• [Goal of the exercise]
In the entries below, find every line holding the string "rest" and collect it.

(Excerpts from an interface dataset)
* * * * * * * * *
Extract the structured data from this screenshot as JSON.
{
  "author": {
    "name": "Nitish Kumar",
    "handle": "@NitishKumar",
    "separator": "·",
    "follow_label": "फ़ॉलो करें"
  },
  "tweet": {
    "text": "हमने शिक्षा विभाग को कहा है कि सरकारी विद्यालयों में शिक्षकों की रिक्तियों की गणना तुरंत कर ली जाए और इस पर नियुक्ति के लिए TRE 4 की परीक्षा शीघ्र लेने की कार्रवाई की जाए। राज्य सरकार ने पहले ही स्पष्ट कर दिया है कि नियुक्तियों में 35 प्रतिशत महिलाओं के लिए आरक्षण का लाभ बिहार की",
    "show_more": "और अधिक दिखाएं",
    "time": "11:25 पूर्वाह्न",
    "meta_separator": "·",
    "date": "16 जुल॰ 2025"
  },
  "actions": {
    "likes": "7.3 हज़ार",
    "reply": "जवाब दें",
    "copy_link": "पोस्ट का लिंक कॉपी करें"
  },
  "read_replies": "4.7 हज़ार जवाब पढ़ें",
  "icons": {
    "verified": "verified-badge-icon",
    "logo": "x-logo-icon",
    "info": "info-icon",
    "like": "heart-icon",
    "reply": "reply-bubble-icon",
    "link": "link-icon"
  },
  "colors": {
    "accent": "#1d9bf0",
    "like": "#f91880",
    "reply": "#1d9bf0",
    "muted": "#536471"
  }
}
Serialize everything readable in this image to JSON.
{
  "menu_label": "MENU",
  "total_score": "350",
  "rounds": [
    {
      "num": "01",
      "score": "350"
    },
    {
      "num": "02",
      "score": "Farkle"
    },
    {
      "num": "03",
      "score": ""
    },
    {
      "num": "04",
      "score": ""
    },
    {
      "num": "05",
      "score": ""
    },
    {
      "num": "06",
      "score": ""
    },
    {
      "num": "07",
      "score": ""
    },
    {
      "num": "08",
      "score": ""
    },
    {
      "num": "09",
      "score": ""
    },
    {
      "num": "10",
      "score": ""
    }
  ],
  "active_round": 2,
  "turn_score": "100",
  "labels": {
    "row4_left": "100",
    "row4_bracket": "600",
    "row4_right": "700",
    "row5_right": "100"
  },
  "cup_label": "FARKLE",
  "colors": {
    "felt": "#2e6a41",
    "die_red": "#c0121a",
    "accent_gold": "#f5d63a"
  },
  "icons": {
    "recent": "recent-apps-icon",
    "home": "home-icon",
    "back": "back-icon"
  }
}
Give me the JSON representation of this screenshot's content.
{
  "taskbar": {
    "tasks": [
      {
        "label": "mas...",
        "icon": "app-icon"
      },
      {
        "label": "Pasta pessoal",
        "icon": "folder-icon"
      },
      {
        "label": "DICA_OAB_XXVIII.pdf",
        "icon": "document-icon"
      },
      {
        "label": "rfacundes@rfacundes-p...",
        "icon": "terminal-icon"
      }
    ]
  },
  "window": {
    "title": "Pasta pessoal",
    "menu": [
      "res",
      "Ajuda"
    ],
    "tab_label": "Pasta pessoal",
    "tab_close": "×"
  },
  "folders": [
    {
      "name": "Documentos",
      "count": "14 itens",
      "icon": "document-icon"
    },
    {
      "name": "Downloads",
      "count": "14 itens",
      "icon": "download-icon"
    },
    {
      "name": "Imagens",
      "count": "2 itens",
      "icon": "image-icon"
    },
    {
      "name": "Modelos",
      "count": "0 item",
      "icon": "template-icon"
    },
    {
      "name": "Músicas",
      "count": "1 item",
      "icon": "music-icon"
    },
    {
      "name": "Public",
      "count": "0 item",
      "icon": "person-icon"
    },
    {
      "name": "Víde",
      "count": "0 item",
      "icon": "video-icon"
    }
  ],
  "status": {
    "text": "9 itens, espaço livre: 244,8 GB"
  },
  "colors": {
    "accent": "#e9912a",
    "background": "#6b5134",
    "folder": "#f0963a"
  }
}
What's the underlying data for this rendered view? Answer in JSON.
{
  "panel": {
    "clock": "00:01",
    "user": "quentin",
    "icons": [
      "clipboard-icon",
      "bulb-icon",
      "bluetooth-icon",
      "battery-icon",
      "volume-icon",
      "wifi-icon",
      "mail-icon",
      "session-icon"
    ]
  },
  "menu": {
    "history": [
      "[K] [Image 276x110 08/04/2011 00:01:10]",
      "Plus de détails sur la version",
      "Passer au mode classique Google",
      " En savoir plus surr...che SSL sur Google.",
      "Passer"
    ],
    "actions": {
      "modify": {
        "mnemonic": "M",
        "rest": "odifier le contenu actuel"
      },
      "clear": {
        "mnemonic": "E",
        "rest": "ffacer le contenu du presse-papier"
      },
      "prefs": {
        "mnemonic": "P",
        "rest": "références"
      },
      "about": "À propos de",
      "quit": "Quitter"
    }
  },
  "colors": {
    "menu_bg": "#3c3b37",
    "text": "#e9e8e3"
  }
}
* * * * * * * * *
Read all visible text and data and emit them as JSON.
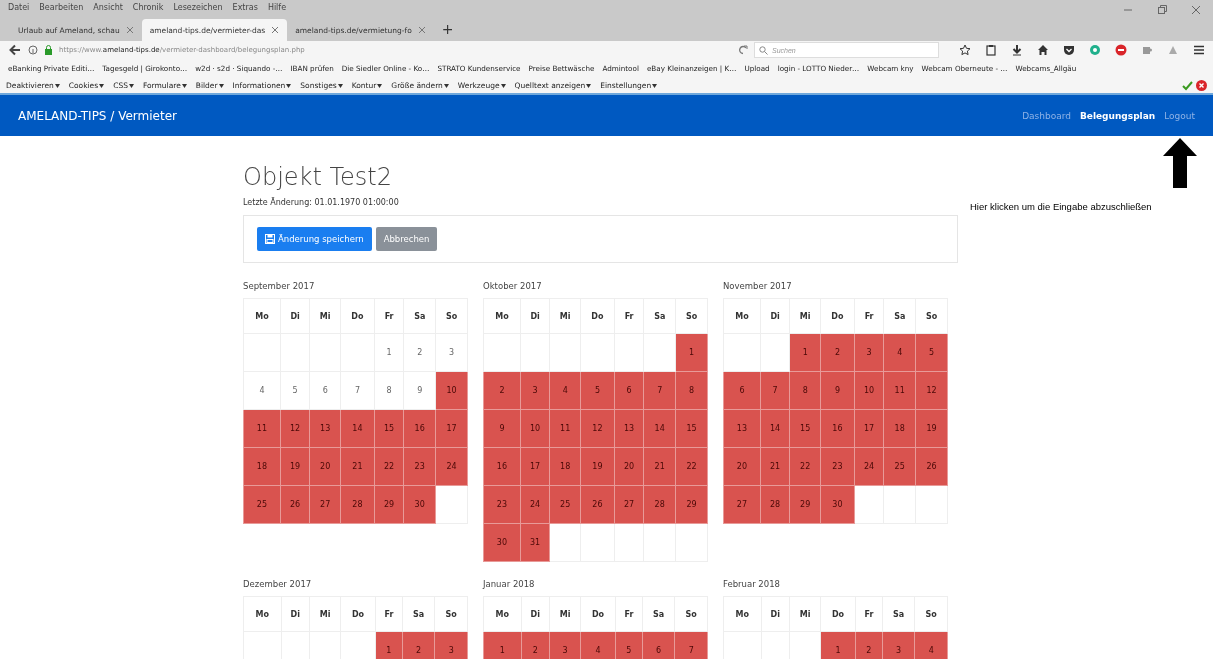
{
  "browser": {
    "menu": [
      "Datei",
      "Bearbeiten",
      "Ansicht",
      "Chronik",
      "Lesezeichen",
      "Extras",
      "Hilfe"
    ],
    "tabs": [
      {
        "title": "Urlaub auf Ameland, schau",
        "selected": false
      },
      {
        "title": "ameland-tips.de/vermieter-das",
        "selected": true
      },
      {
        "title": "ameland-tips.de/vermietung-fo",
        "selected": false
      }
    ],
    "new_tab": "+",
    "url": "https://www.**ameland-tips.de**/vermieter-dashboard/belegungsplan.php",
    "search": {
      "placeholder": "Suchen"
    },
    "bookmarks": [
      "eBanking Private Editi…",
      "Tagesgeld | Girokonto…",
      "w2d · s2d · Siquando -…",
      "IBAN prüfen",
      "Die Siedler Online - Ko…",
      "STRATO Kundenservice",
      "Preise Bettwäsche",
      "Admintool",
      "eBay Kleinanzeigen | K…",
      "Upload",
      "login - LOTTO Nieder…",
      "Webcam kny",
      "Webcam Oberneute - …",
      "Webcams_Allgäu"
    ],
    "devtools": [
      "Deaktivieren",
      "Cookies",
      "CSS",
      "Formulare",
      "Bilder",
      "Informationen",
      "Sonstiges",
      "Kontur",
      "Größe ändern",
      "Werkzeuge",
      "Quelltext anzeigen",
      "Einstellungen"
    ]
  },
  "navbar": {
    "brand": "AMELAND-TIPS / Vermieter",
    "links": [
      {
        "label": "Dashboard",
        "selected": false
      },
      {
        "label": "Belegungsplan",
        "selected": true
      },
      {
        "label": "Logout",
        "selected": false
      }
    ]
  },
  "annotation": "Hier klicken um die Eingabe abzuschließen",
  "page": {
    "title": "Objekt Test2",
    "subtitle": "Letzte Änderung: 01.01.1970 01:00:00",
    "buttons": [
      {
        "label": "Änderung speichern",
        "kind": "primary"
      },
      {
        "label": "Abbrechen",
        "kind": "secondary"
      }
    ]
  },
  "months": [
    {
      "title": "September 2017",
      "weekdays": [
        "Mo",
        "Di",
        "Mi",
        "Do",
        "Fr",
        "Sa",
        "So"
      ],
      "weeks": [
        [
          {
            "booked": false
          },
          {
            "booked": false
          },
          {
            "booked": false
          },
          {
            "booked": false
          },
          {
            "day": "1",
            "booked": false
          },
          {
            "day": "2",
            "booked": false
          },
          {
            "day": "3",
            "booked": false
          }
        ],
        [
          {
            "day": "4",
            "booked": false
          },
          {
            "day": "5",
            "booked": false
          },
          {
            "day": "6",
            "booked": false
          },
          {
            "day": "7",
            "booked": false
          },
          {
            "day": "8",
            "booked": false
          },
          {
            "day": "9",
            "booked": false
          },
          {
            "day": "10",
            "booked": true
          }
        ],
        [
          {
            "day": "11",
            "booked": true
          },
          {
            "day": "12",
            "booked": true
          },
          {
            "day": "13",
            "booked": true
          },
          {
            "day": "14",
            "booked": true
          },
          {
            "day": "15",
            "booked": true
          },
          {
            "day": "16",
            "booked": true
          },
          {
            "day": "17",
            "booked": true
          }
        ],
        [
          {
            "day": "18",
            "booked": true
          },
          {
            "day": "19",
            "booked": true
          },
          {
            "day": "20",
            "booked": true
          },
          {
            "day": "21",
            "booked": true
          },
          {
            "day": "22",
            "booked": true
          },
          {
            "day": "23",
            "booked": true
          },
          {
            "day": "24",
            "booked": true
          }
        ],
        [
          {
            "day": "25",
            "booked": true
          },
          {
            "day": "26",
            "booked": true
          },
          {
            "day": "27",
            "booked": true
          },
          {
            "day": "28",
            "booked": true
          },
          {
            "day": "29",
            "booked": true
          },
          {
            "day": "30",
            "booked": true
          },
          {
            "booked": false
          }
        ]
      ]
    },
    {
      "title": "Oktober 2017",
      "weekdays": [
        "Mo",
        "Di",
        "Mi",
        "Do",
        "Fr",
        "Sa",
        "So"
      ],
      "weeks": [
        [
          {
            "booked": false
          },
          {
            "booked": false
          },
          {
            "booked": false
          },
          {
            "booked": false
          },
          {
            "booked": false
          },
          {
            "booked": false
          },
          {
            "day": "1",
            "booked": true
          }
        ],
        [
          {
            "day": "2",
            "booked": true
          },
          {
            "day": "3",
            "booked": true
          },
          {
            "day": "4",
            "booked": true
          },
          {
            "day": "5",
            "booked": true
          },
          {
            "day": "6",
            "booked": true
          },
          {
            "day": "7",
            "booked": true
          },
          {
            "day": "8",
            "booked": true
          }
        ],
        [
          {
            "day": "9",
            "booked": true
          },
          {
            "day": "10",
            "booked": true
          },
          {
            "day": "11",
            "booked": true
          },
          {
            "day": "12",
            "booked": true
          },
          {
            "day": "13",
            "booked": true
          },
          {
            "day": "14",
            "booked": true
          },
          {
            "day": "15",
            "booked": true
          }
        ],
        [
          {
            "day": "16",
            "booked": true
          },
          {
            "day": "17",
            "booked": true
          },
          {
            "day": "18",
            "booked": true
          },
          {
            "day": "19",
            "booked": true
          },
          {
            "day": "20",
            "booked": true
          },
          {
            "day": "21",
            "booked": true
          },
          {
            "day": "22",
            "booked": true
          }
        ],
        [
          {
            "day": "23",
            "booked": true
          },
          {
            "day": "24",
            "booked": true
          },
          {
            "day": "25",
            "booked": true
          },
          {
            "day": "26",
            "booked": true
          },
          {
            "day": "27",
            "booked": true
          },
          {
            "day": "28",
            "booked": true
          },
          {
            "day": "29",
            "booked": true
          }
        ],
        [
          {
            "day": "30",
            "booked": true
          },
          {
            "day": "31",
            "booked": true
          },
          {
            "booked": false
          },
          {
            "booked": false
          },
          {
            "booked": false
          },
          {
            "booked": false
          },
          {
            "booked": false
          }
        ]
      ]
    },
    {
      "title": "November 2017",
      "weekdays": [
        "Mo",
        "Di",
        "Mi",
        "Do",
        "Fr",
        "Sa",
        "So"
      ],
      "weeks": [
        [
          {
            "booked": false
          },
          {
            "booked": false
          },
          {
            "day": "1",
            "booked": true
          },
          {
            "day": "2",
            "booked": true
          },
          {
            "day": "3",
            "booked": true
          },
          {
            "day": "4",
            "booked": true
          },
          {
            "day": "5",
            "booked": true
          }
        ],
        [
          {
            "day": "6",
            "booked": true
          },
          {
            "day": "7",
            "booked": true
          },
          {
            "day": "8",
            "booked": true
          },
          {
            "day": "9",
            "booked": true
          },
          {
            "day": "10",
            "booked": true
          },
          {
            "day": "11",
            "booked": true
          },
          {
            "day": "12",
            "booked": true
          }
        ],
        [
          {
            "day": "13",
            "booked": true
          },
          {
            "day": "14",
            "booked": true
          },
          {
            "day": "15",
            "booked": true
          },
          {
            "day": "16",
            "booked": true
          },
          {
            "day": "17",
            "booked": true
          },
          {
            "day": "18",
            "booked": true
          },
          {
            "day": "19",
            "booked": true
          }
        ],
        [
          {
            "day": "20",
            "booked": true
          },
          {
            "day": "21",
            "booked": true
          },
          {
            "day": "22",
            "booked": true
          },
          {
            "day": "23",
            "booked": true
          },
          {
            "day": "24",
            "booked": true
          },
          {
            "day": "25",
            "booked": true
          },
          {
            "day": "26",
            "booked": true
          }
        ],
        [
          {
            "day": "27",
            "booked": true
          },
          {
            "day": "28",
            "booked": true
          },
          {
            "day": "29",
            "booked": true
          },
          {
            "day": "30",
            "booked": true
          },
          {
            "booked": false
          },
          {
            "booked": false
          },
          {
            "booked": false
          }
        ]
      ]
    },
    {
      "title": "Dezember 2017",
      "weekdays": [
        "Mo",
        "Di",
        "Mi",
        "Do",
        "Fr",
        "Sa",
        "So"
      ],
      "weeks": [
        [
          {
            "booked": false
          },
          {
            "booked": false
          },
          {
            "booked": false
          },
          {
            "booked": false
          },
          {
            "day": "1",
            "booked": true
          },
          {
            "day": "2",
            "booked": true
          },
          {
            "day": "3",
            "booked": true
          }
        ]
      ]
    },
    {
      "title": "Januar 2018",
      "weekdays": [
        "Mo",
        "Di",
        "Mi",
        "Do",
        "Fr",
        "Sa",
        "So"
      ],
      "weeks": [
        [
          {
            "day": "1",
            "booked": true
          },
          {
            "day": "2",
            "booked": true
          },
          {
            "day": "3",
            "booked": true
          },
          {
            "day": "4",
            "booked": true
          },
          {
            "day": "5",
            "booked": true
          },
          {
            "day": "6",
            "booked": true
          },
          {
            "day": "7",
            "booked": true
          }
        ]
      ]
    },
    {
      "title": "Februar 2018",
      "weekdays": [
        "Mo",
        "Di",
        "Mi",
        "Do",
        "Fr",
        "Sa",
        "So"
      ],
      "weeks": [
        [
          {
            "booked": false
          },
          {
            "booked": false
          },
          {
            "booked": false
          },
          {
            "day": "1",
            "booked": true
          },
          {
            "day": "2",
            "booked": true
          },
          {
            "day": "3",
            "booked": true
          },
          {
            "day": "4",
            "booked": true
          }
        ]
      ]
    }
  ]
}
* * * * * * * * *
• [Answer for this exercise]
        "rest": "odifier le contenu actuel"
        "rest": "ffacer le contenu du presse-papier"
        "rest": "références"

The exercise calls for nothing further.